_WORK REQUEST_. Repeat the data verbatim, images excluded.
** GIVEN RECORDS follows **
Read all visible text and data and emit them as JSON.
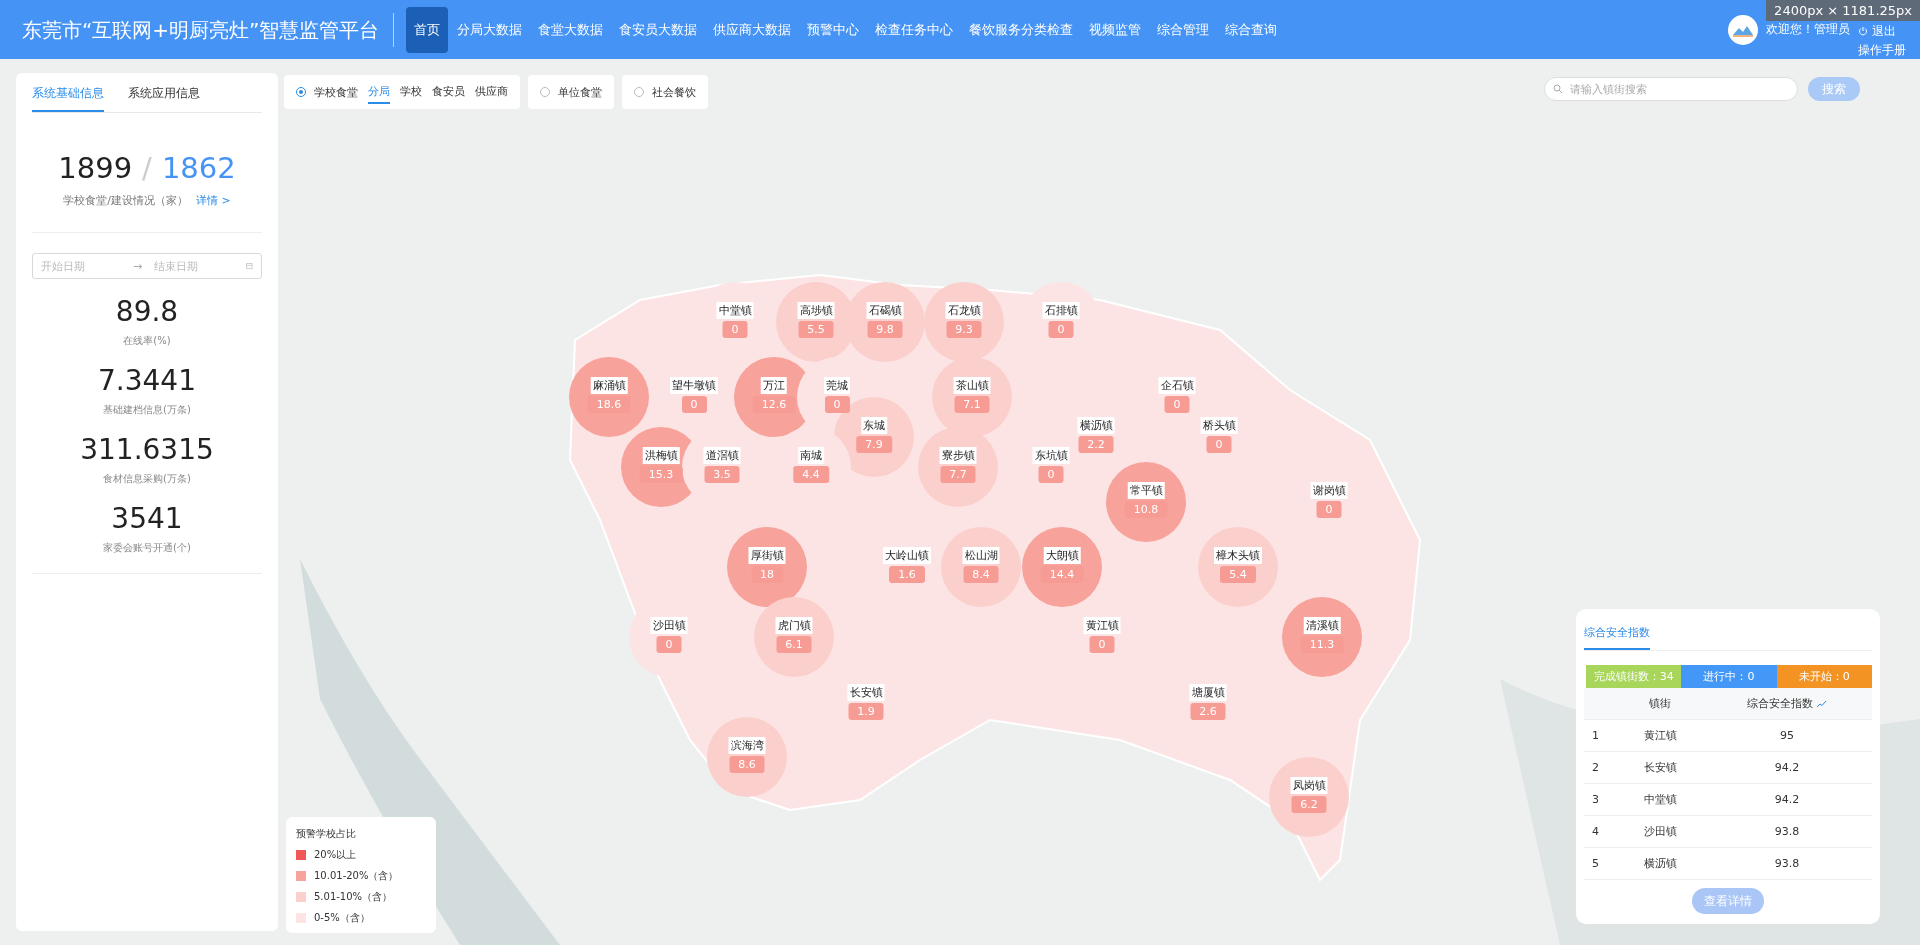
{
  "header": {
    "title": "东莞市“互联网+明厨亮灶”智慧监管平台",
    "nav": [
      {
        "label": "首页",
        "selected": true
      },
      {
        "label": "分局大数据",
        "selected": false
      },
      {
        "label": "食堂大数据",
        "selected": false
      },
      {
        "label": "食安员大数据",
        "selected": false
      },
      {
        "label": "供应商大数据",
        "selected": false
      },
      {
        "label": "预警中心",
        "selected": false
      },
      {
        "label": "检查任务中心",
        "selected": false
      },
      {
        "label": "餐饮服务分类检查",
        "selected": false
      },
      {
        "label": "视频监管",
        "selected": false
      },
      {
        "label": "综合管理",
        "selected": false
      },
      {
        "label": "综合查询",
        "selected": false
      }
    ],
    "welcome": "欢迎您！管理员",
    "logout": "退出",
    "manual": "操作手册"
  },
  "size_tooltip": "2400px × 1181.25px",
  "left_panel": {
    "tabs": [
      {
        "label": "系统基础信息",
        "selected": true
      },
      {
        "label": "系统应用信息",
        "selected": false
      }
    ],
    "total": "1899",
    "separator": "/",
    "built": "1862",
    "summary_label": "学校食堂/建设情况（家）",
    "details_link": "详情 >",
    "date_range": {
      "start_placeholder": "开始日期",
      "arrow": "→",
      "end_placeholder": "结束日期"
    },
    "stats": [
      {
        "value": "89.8",
        "label": "在线率(%)"
      },
      {
        "value": "7.3441",
        "label": "基础建档信息(万条)"
      },
      {
        "value": "311.6315",
        "label": "食材信息采购(万条)"
      },
      {
        "value": "3541",
        "label": "家委会账号开通(个)"
      }
    ]
  },
  "filters": [
    {
      "label": "学校食堂",
      "selected": true,
      "sub_tabs": [
        {
          "label": "分局",
          "selected": true
        },
        {
          "label": "学校",
          "selected": false
        },
        {
          "label": "食安员",
          "selected": false
        },
        {
          "label": "供应商",
          "selected": false
        }
      ]
    },
    {
      "label": "单位食堂",
      "selected": false
    },
    {
      "label": "社会餐饮",
      "selected": false
    }
  ],
  "search": {
    "placeholder": "请输入镇街搜索",
    "button": "搜索"
  },
  "map": {
    "towns": [
      {
        "name": "中堂镇",
        "value": "0",
        "color": "#fde4e4"
      },
      {
        "name": "高埗镇",
        "value": "5.5",
        "color": "#fbcfcc"
      },
      {
        "name": "石碣镇",
        "value": "9.8",
        "color": "#fbcfcc"
      },
      {
        "name": "石龙镇",
        "value": "9.3",
        "color": "#fbcfcc"
      },
      {
        "name": "石排镇",
        "value": "0",
        "color": "#fde4e4"
      },
      {
        "name": "麻涌镇",
        "value": "18.6",
        "color": "#f7a29b"
      },
      {
        "name": "望牛墩镇",
        "value": "0",
        "color": "#fde4e4"
      },
      {
        "name": "万江",
        "value": "12.6",
        "color": "#f7a29b"
      },
      {
        "name": "莞城",
        "value": "0",
        "color": "#fde4e4"
      },
      {
        "name": "茶山镇",
        "value": "7.1",
        "color": "#fbcfcc"
      },
      {
        "name": "企石镇",
        "value": "0",
        "color": "#fde4e4"
      },
      {
        "name": "东城",
        "value": "7.9",
        "color": "#fbcfcc"
      },
      {
        "name": "横沥镇",
        "value": "2.2",
        "color": "#fde4e4"
      },
      {
        "name": "桥头镇",
        "value": "0",
        "color": "#fde4e4"
      },
      {
        "name": "洪梅镇",
        "value": "15.3",
        "color": "#f7a29b"
      },
      {
        "name": "道滘镇",
        "value": "3.5",
        "color": "#fde4e4"
      },
      {
        "name": "南城",
        "value": "4.4",
        "color": "#fde4e4"
      },
      {
        "name": "寮步镇",
        "value": "7.7",
        "color": "#fbcfcc"
      },
      {
        "name": "东坑镇",
        "value": "0",
        "color": "#fde4e4"
      },
      {
        "name": "常平镇",
        "value": "10.8",
        "color": "#f7a29b"
      },
      {
        "name": "谢岗镇",
        "value": "0",
        "color": "#fde4e4"
      },
      {
        "name": "厚街镇",
        "value": "18",
        "color": "#f7a29b"
      },
      {
        "name": "大岭山镇",
        "value": "1.6",
        "color": "#fde4e4"
      },
      {
        "name": "松山湖",
        "value": "8.4",
        "color": "#fbcfcc"
      },
      {
        "name": "大朗镇",
        "value": "14.4",
        "color": "#f7a29b"
      },
      {
        "name": "樟木头镇",
        "value": "5.4",
        "color": "#fbcfcc"
      },
      {
        "name": "沙田镇",
        "value": "0",
        "color": "#fde4e4"
      },
      {
        "name": "虎门镇",
        "value": "6.1",
        "color": "#fbcfcc"
      },
      {
        "name": "黄江镇",
        "value": "0",
        "color": "#fde4e4"
      },
      {
        "name": "清溪镇",
        "value": "11.3",
        "color": "#f7a29b"
      },
      {
        "name": "长安镇",
        "value": "1.9",
        "color": "#fde4e4"
      },
      {
        "name": "塘厦镇",
        "value": "2.6",
        "color": "#fde4e4"
      },
      {
        "name": "滨海湾",
        "value": "8.6",
        "color": "#fbcfcc"
      },
      {
        "name": "凤岗镇",
        "value": "6.2",
        "color": "#fbcfcc"
      }
    ]
  },
  "legend": {
    "title": "预警学校占比",
    "items": [
      {
        "label": "20%以上",
        "color": "#f25757"
      },
      {
        "label": "10.01-20%（含）",
        "color": "#f7a29b"
      },
      {
        "label": "5.01-10%（含）",
        "color": "#fbcfcc"
      },
      {
        "label": "0-5%（含）",
        "color": "#fde4e4"
      }
    ]
  },
  "safety_panel": {
    "tab": "综合安全指数",
    "statuses": [
      {
        "label": "完成镇街数：34",
        "kind": "done"
      },
      {
        "label": "进行中：0",
        "kind": "progress"
      },
      {
        "label": "未开始：0",
        "kind": "pending"
      }
    ],
    "columns": [
      "镇街",
      "综合安全指数"
    ],
    "rows": [
      {
        "rank": "1",
        "town": "黄江镇",
        "score": "95"
      },
      {
        "rank": "2",
        "town": "长安镇",
        "score": "94.2"
      },
      {
        "rank": "3",
        "town": "中堂镇",
        "score": "94.2"
      },
      {
        "rank": "4",
        "town": "沙田镇",
        "score": "93.8"
      },
      {
        "rank": "5",
        "town": "横沥镇",
        "score": "93.8"
      }
    ],
    "button": "查看详情"
  }
}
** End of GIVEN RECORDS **
_TASK ANSWER_.
Read all visible text and data and emit them as JSON.
{
  "header": {
    "title": "东莞市“互联网+明厨亮灶”智慧监管平台",
    "nav": [
      {
        "label": "首页",
        "selected": true
      },
      {
        "label": "分局大数据",
        "selected": false
      },
      {
        "label": "食堂大数据",
        "selected": false
      },
      {
        "label": "食安员大数据",
        "selected": false
      },
      {
        "label": "供应商大数据",
        "selected": false
      },
      {
        "label": "预警中心",
        "selected": false
      },
      {
        "label": "检查任务中心",
        "selected": false
      },
      {
        "label": "餐饮服务分类检查",
        "selected": false
      },
      {
        "label": "视频监管",
        "selected": false
      },
      {
        "label": "综合管理",
        "selected": false
      },
      {
        "label": "综合查询",
        "selected": false
      }
    ],
    "welcome": "欢迎您！管理员",
    "logout": "退出",
    "manual": "操作手册"
  },
  "size_tooltip": "2400px × 1181.25px",
  "left_panel": {
    "tabs": [
      {
        "label": "系统基础信息",
        "selected": true
      },
      {
        "label": "系统应用信息",
        "selected": false
      }
    ],
    "total": "1899",
    "separator": "/",
    "built": "1862",
    "summary_label": "学校食堂/建设情况（家）",
    "details_link": "详情 >",
    "date_range": {
      "start_placeholder": "开始日期",
      "arrow": "→",
      "end_placeholder": "结束日期"
    },
    "stats": [
      {
        "value": "89.8",
        "label": "在线率(%)"
      },
      {
        "value": "7.3441",
        "label": "基础建档信息(万条)"
      },
      {
        "value": "311.6315",
        "label": "食材信息采购(万条)"
      },
      {
        "value": "3541",
        "label": "家委会账号开通(个)"
      }
    ]
  },
  "filters": [
    {
      "label": "学校食堂",
      "selected": true,
      "sub_tabs": [
        {
          "label": "分局",
          "selected": true
        },
        {
          "label": "学校",
          "selected": false
        },
        {
          "label": "食安员",
          "selected": false
        },
        {
          "label": "供应商",
          "selected": false
        }
      ]
    },
    {
      "label": "单位食堂",
      "selected": false
    },
    {
      "label": "社会餐饮",
      "selected": false
    }
  ],
  "search": {
    "placeholder": "请输入镇街搜索",
    "button": "搜索"
  },
  "map": {
    "towns": [
      {
        "name": "中堂镇",
        "value": "0",
        "color": "#fde4e4"
      },
      {
        "name": "高埗镇",
        "value": "5.5",
        "color": "#fbcfcc"
      },
      {
        "name": "石碣镇",
        "value": "9.8",
        "color": "#fbcfcc"
      },
      {
        "name": "石龙镇",
        "value": "9.3",
        "color": "#fbcfcc"
      },
      {
        "name": "石排镇",
        "value": "0",
        "color": "#fde4e4"
      },
      {
        "name": "麻涌镇",
        "value": "18.6",
        "color": "#f7a29b"
      },
      {
        "name": "望牛墩镇",
        "value": "0",
        "color": "#fde4e4"
      },
      {
        "name": "万江",
        "value": "12.6",
        "color": "#f7a29b"
      },
      {
        "name": "莞城",
        "value": "0",
        "color": "#fde4e4"
      },
      {
        "name": "茶山镇",
        "value": "7.1",
        "color": "#fbcfcc"
      },
      {
        "name": "企石镇",
        "value": "0",
        "color": "#fde4e4"
      },
      {
        "name": "东城",
        "value": "7.9",
        "color": "#fbcfcc"
      },
      {
        "name": "横沥镇",
        "value": "2.2",
        "color": "#fde4e4"
      },
      {
        "name": "桥头镇",
        "value": "0",
        "color": "#fde4e4"
      },
      {
        "name": "洪梅镇",
        "value": "15.3",
        "color": "#f7a29b"
      },
      {
        "name": "道滘镇",
        "value": "3.5",
        "color": "#fde4e4"
      },
      {
        "name": "南城",
        "value": "4.4",
        "color": "#fde4e4"
      },
      {
        "name": "寮步镇",
        "value": "7.7",
        "color": "#fbcfcc"
      },
      {
        "name": "东坑镇",
        "value": "0",
        "color": "#fde4e4"
      },
      {
        "name": "常平镇",
        "value": "10.8",
        "color": "#f7a29b"
      },
      {
        "name": "谢岗镇",
        "value": "0",
        "color": "#fde4e4"
      },
      {
        "name": "厚街镇",
        "value": "18",
        "color": "#f7a29b"
      },
      {
        "name": "大岭山镇",
        "value": "1.6",
        "color": "#fde4e4"
      },
      {
        "name": "松山湖",
        "value": "8.4",
        "color": "#fbcfcc"
      },
      {
        "name": "大朗镇",
        "value": "14.4",
        "color": "#f7a29b"
      },
      {
        "name": "樟木头镇",
        "value": "5.4",
        "color": "#fbcfcc"
      },
      {
        "name": "沙田镇",
        "value": "0",
        "color": "#fde4e4"
      },
      {
        "name": "虎门镇",
        "value": "6.1",
        "color": "#fbcfcc"
      },
      {
        "name": "黄江镇",
        "value": "0",
        "color": "#fde4e4"
      },
      {
        "name": "清溪镇",
        "value": "11.3",
        "color": "#f7a29b"
      },
      {
        "name": "长安镇",
        "value": "1.9",
        "color": "#fde4e4"
      },
      {
        "name": "塘厦镇",
        "value": "2.6",
        "color": "#fde4e4"
      },
      {
        "name": "滨海湾",
        "value": "8.6",
        "color": "#fbcfcc"
      },
      {
        "name": "凤岗镇",
        "value": "6.2",
        "color": "#fbcfcc"
      }
    ]
  },
  "legend": {
    "title": "预警学校占比",
    "items": [
      {
        "label": "20%以上",
        "color": "#f25757"
      },
      {
        "label": "10.01-20%（含）",
        "color": "#f7a29b"
      },
      {
        "label": "5.01-10%（含）",
        "color": "#fbcfcc"
      },
      {
        "label": "0-5%（含）",
        "color": "#fde4e4"
      }
    ]
  },
  "safety_panel": {
    "tab": "综合安全指数",
    "statuses": [
      {
        "label": "完成镇街数：34",
        "kind": "done"
      },
      {
        "label": "进行中：0",
        "kind": "progress"
      },
      {
        "label": "未开始：0",
        "kind": "pending"
      }
    ],
    "columns": [
      "镇街",
      "综合安全指数"
    ],
    "rows": [
      {
        "rank": "1",
        "town": "黄江镇",
        "score": "95"
      },
      {
        "rank": "2",
        "town": "长安镇",
        "score": "94.2"
      },
      {
        "rank": "3",
        "town": "中堂镇",
        "score": "94.2"
      },
      {
        "rank": "4",
        "town": "沙田镇",
        "score": "93.8"
      },
      {
        "rank": "5",
        "town": "横沥镇",
        "score": "93.8"
      }
    ],
    "button": "查看详情"
  }
}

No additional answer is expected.